%%

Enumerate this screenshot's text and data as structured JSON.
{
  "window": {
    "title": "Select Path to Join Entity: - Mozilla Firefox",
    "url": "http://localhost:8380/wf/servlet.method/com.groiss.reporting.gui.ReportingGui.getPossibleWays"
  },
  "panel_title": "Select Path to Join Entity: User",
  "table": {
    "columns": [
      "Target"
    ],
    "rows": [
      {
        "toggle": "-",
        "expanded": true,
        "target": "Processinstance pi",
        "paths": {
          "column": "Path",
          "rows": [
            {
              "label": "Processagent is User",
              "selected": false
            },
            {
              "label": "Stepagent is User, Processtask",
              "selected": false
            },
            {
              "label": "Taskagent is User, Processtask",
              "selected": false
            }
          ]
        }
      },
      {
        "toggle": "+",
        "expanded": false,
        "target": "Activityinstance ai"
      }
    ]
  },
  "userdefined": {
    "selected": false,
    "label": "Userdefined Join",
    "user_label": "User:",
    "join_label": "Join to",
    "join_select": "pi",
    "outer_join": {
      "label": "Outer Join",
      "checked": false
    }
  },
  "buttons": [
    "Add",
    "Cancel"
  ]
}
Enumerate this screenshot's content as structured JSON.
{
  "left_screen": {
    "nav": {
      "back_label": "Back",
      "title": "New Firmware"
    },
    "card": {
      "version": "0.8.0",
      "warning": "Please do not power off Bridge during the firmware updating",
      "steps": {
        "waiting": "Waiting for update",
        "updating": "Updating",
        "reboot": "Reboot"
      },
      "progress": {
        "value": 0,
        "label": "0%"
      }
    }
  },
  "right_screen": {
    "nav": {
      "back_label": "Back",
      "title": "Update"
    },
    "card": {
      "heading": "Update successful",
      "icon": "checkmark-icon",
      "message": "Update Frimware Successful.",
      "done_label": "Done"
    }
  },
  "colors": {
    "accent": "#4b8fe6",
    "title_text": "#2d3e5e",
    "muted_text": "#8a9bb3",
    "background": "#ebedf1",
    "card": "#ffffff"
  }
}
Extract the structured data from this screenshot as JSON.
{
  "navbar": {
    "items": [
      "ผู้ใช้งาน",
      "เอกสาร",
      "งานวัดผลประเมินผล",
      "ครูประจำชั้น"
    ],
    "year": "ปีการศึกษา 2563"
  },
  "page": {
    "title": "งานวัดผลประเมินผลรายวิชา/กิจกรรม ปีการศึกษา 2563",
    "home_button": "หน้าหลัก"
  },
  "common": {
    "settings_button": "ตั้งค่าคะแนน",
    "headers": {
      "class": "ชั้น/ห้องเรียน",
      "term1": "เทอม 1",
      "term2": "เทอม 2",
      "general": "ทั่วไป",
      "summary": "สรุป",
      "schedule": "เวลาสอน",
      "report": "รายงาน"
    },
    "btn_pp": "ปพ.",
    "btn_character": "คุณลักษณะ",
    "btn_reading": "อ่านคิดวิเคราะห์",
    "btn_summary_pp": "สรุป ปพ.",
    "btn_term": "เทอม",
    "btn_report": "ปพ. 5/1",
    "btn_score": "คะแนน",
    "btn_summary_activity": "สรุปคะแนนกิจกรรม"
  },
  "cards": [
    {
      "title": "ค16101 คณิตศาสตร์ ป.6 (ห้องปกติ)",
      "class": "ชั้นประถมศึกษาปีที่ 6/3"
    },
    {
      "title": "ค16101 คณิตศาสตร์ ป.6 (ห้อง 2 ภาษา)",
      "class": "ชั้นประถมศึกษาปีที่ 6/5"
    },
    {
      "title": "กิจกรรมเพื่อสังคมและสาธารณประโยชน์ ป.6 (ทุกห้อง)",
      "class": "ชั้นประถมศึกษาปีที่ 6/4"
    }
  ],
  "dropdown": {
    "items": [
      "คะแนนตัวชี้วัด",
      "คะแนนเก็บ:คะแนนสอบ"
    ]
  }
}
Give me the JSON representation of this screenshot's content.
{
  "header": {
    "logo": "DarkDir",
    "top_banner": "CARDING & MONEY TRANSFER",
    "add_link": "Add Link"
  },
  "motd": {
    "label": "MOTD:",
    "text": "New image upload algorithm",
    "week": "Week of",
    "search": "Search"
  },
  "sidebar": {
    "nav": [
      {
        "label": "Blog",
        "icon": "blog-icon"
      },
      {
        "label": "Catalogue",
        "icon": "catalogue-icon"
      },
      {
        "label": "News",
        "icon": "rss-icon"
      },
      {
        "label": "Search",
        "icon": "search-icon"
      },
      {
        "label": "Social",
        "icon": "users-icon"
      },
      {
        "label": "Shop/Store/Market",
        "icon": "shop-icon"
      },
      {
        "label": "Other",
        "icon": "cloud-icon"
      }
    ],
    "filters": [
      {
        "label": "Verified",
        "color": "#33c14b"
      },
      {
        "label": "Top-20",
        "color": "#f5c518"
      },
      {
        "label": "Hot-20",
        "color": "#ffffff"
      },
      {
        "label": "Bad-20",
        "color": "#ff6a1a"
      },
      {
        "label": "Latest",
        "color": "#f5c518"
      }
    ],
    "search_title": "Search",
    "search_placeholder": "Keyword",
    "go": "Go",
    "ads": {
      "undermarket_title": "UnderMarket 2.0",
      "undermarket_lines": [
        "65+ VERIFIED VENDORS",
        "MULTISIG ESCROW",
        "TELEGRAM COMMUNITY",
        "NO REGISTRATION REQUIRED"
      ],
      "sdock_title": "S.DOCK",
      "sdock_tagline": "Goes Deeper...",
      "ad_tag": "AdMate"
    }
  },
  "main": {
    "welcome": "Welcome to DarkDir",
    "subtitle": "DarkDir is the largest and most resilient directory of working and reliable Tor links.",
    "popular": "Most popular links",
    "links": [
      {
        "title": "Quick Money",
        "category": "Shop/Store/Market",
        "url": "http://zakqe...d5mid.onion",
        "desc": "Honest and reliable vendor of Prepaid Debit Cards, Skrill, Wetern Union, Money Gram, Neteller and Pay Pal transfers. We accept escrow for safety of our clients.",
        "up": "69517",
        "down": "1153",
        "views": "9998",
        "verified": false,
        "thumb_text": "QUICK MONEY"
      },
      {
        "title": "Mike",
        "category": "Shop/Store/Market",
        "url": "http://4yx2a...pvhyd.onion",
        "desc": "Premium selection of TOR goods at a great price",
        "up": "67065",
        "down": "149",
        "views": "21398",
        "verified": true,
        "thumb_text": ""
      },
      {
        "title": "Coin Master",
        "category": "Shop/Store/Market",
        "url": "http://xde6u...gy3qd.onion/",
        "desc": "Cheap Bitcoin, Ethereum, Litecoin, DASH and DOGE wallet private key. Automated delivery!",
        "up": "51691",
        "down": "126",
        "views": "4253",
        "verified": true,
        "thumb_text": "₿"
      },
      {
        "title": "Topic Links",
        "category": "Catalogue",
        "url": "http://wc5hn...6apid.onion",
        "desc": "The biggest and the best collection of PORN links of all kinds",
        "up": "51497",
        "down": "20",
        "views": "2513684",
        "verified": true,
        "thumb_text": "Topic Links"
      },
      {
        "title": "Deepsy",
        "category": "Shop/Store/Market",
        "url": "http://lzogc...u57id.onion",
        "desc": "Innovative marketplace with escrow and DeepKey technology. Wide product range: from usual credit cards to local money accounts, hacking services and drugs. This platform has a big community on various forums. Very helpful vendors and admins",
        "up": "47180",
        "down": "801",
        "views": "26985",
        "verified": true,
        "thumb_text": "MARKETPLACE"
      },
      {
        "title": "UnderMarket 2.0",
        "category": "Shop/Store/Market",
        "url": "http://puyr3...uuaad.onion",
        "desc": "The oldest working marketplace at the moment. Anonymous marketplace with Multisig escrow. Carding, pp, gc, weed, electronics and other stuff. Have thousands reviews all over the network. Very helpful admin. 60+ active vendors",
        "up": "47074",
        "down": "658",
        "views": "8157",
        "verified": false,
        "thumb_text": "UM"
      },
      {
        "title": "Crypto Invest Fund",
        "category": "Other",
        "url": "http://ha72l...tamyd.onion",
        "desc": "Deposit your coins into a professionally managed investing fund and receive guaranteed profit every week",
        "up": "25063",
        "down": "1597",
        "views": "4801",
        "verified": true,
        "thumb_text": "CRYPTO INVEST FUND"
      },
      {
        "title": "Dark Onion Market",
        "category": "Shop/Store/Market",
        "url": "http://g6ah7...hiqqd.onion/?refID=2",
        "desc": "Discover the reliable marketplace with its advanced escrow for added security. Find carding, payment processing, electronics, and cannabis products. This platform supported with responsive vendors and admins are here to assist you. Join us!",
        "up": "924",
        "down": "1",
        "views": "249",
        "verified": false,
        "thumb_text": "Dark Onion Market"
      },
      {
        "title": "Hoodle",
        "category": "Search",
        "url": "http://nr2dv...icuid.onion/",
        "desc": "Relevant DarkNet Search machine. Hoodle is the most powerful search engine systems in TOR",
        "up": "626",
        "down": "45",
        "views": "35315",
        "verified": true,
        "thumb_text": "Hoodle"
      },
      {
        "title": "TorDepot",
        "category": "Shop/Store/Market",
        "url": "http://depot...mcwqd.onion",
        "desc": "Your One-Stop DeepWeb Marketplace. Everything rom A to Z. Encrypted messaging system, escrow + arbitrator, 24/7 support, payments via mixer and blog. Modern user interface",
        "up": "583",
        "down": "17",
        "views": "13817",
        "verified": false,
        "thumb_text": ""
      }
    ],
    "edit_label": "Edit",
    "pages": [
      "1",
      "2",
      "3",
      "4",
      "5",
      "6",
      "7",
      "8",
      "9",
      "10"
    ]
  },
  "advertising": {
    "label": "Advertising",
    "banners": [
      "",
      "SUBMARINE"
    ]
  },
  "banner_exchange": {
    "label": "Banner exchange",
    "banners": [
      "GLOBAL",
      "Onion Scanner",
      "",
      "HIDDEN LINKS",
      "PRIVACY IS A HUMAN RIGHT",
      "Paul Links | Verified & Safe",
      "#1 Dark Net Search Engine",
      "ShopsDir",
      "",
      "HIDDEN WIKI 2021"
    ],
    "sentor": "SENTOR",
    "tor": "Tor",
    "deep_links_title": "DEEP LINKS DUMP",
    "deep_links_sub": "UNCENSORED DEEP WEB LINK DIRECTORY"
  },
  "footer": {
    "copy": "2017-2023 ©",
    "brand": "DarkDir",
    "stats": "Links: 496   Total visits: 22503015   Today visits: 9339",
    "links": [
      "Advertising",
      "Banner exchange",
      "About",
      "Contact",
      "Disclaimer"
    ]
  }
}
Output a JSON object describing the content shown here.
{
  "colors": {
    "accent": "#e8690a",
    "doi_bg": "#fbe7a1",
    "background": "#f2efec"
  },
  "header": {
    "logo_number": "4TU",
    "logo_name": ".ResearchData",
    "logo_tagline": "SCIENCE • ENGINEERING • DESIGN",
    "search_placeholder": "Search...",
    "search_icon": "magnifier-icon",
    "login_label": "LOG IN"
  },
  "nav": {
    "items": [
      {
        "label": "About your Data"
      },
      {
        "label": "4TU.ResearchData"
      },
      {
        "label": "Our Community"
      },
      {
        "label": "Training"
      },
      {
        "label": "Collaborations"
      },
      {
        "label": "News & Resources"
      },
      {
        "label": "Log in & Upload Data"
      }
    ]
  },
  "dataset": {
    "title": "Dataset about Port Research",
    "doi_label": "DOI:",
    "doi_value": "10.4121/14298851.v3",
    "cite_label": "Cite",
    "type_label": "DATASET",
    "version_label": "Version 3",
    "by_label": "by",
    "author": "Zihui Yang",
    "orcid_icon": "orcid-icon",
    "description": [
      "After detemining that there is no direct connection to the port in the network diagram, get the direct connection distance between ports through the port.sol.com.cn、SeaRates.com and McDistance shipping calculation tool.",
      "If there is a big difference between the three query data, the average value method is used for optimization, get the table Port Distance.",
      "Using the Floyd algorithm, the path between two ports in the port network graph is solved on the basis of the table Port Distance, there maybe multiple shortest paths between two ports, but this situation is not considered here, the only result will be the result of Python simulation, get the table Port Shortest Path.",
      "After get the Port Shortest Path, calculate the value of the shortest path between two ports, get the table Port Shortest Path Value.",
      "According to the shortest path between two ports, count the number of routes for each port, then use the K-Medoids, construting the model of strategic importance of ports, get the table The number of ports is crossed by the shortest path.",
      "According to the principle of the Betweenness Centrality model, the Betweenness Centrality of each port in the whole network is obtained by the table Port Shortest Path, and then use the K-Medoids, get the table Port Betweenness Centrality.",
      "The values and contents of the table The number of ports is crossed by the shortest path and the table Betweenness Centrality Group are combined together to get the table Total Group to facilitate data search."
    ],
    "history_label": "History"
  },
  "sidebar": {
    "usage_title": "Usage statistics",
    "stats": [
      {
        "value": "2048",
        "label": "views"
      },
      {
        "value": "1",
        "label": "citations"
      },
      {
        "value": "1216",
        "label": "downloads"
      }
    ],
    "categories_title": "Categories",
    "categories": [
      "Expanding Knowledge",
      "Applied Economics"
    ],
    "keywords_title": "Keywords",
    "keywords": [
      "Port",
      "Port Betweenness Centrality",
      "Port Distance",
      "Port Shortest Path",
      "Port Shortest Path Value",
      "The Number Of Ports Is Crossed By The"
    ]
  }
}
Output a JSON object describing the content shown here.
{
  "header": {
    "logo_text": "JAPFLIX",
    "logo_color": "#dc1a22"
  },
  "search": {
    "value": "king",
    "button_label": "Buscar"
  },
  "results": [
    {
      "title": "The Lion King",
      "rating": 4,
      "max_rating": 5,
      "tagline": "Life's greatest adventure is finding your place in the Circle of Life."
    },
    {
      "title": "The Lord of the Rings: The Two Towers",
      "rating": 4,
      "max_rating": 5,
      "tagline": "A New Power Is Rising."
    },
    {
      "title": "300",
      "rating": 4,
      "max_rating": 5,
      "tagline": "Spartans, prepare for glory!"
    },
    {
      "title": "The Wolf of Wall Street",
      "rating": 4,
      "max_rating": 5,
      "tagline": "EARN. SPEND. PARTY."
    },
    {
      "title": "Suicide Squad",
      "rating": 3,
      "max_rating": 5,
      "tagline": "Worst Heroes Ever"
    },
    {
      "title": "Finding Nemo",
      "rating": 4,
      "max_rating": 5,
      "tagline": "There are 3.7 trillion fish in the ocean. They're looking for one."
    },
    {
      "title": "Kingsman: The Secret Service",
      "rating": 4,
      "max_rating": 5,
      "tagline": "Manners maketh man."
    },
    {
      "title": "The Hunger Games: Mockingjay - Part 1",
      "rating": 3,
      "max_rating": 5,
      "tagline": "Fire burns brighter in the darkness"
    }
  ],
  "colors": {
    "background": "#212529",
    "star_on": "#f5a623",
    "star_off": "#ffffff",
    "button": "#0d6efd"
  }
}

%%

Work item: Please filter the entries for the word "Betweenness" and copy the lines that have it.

Response to this task:
      "According to the principle of the Betweenness Centrality model, the Betweenness Centrality of each port in the whole network is obtained by the table Port Shortest Path, and then use the K-Medoids, get the table Port Betweenness Centrality.",
      "The values and contents of the table The number of ports is crossed by the shortest path and the table Betweenness Centrality Group are combined together to get the table Total Group to facilitate data search."
      "Port Betweenness Centrality",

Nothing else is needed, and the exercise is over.